-- Task details --
All lines holding the word "text" are to be copied from the records beneath.

***

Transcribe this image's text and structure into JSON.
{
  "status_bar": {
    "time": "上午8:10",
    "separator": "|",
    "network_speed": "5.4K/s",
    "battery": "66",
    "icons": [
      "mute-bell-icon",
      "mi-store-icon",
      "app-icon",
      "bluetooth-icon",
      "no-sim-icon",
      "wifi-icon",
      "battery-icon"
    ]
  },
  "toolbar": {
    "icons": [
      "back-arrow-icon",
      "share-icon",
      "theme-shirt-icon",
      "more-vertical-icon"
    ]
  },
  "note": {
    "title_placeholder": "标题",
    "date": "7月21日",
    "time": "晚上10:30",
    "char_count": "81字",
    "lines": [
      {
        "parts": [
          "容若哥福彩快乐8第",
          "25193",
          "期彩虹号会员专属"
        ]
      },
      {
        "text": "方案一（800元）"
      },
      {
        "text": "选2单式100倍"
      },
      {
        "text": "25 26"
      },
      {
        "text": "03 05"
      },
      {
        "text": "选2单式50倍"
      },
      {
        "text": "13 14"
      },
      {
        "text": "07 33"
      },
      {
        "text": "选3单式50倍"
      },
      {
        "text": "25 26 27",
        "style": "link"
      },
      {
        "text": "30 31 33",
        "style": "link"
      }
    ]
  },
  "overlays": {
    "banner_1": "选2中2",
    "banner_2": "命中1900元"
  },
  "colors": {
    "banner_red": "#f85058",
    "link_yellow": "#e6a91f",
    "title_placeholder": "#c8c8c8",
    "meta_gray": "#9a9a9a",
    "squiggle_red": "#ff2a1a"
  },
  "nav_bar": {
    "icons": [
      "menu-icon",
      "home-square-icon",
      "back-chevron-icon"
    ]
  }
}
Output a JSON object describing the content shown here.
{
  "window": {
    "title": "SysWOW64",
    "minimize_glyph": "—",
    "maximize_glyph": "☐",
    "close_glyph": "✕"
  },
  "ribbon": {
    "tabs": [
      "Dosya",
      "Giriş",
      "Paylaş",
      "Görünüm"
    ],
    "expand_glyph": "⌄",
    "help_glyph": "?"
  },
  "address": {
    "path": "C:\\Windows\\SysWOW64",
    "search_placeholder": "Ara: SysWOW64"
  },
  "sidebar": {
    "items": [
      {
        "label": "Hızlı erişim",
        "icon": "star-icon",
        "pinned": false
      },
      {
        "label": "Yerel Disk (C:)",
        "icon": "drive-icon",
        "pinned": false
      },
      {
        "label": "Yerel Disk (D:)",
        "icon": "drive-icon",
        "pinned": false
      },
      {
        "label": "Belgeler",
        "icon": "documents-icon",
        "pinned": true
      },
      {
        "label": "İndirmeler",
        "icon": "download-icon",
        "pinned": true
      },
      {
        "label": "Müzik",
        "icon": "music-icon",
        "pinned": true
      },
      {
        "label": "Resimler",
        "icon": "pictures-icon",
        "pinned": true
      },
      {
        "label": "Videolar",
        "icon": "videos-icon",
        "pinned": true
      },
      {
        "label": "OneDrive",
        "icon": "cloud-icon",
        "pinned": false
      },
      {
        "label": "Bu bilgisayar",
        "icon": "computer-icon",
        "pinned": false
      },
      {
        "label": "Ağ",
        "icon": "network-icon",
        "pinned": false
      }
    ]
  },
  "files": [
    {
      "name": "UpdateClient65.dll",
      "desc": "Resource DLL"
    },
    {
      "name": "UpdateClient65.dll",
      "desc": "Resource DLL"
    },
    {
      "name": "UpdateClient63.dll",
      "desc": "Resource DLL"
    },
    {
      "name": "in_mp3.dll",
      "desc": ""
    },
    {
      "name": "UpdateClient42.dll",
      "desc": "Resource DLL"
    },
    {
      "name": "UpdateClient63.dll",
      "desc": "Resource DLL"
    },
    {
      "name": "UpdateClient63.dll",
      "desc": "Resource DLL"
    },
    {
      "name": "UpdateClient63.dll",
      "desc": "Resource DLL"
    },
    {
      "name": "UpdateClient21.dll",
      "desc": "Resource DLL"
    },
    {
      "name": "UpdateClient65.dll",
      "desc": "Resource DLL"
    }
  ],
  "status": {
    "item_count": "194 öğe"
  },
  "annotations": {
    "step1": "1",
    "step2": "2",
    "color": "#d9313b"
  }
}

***

-- Response area --
Transcribe this image's text and structure into JSON.
        "text": "方案一（800元）"
        "text": "选2单式100倍"
        "text": "25 26"
        "text": "03 05"
        "text": "选2单式50倍"
        "text": "13 14"
        "text": "07 33"
        "text": "选3单式50倍"
        "text": "25 26 27",
        "text": "30 31 33",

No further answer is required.